Rapid screening technique for canopy temperature status and its relevance to drought tolerance improvement in chickpea uri icon

abstract

  • Field studies were conducted in Andhra Pradesh, India, during the 2006/07 post-rainy season, to evaluate the use of thermal imagery systems for capturing the genotypic differences in canopy temperature and optimize the system for the development of a simple screening method to screen for drought tolerance based on better transpiration in chickpea. Sixteen diverse chickpea germplasm accessions for drought tolerance and seed yield (ICC 67, ICC 867, ICC 898, ICC 3325, ICC 3776, ICC 4958, ICC 7184, ICC 7272, ICC 7323, ICC 8058, ICC 14199, ICC 14402, ICC 14778, ICC 14799, ICC 16796 and Annigeri) were used in this study. The thermal images of plant canopies were captured at 70 days after sowing by an infrared camera between 14.00 and 14.30 h. As maximum plant height of chickpea was approximately 40 cm, the top view of the thermal images were captured. The modified thermal images were analysed to compute the ratio of plant canopy area occupied by each colour to the total plant canopy area. Results showed that most of the canopy areas had either exhibited relatively hot (RH) or relatively cool (RC) temperature ranges. The significant differences among genotypes were also observed for the areas with RH or RC. The rest of the temperature regimes occupied insignificant proportions and with insignificant genotypic differences. The 16 entries were ranked based on the RC spectrum. ICC 7323 showed the smallest RC area in the plant canopy among all the entries, while ICC 14799 showed the largest. However, ICC 4958, a well-known chickpea genotype with more prolific and deeper root system throughout its growth period, stood fourth largest in RC area among the entries, which was due to better control of stomatal conductance.

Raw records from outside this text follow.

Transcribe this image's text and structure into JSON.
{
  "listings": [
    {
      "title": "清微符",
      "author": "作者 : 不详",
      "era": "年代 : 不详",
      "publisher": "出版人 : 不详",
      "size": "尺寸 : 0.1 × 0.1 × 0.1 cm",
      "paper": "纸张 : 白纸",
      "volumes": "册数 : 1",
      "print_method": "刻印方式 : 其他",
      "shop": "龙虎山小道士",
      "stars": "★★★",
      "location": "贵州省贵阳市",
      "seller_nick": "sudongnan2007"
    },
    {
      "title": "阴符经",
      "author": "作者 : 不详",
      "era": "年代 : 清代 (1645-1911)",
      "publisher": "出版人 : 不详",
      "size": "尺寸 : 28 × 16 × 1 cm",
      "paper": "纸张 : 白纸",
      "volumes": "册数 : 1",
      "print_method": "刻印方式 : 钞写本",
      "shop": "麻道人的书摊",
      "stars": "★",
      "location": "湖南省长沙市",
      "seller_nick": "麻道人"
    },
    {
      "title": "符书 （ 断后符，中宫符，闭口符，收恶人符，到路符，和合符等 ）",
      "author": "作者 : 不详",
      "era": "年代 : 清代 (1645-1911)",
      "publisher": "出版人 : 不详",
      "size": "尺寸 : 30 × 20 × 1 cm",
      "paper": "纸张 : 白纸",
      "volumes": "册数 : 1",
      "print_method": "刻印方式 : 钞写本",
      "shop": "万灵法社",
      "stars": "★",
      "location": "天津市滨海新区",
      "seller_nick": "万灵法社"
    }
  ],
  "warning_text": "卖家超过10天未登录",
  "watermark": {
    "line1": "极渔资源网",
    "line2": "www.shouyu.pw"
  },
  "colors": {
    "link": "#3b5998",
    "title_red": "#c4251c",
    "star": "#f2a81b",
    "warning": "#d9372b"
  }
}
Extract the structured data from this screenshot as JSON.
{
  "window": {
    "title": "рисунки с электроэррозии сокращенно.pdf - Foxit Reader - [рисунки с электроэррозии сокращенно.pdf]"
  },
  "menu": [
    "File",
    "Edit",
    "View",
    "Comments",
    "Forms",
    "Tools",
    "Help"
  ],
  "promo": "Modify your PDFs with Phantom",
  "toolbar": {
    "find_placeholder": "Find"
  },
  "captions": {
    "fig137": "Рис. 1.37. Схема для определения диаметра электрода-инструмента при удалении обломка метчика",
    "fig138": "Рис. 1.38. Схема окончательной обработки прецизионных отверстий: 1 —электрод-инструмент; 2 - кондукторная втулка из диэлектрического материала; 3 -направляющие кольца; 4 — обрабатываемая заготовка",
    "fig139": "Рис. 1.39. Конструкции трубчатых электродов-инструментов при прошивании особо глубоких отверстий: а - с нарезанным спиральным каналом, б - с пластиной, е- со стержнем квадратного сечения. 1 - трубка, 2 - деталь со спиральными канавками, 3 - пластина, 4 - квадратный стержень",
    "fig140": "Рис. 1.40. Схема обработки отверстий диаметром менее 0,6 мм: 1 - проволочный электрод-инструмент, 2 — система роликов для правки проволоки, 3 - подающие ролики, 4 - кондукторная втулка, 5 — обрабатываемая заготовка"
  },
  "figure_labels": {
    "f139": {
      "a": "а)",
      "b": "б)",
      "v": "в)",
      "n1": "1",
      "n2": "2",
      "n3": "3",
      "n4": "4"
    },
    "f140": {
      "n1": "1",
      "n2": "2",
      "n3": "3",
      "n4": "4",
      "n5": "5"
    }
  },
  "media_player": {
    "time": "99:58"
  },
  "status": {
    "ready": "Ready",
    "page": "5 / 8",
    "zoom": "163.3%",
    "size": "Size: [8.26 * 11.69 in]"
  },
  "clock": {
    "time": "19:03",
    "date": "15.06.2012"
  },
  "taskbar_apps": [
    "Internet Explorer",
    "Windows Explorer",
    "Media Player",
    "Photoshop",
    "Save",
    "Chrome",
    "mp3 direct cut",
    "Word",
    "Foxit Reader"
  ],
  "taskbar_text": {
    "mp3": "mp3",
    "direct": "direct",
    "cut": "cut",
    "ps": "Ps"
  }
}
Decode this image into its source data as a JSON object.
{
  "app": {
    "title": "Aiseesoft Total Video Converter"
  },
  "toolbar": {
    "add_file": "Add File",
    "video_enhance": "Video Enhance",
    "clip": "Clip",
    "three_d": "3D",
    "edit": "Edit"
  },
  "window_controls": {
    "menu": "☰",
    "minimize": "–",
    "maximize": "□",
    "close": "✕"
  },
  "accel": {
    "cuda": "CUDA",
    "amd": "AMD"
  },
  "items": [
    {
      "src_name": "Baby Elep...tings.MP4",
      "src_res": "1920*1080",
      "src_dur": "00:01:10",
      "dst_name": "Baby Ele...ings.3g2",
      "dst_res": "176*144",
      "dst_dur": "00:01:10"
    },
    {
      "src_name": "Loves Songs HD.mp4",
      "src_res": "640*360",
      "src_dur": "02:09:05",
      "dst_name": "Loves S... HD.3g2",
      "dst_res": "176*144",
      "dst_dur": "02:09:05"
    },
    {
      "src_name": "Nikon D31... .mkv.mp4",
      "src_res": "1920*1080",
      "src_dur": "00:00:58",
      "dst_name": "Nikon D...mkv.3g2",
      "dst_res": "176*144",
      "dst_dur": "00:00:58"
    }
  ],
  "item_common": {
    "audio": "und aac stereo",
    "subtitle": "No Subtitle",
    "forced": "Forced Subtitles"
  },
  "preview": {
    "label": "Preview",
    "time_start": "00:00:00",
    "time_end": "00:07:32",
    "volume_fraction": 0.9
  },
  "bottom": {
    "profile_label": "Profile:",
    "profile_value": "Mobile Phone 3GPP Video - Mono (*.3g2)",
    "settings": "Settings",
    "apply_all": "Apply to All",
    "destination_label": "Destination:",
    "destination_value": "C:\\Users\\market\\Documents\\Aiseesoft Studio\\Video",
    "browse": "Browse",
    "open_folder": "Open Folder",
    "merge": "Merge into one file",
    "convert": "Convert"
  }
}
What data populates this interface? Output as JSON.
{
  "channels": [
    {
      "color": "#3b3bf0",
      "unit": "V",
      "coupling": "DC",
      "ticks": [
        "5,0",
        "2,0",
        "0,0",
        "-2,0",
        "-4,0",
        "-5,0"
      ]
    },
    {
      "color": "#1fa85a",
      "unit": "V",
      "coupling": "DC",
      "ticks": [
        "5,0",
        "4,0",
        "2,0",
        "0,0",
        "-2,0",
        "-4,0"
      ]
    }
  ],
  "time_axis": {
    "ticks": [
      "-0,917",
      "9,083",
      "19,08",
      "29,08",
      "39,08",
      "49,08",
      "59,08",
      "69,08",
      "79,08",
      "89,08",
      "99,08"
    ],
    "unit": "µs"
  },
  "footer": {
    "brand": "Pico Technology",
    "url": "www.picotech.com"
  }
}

There was a significant positive correlation between the RC area and seed yield under rainfed conditions

publication date

  • 2008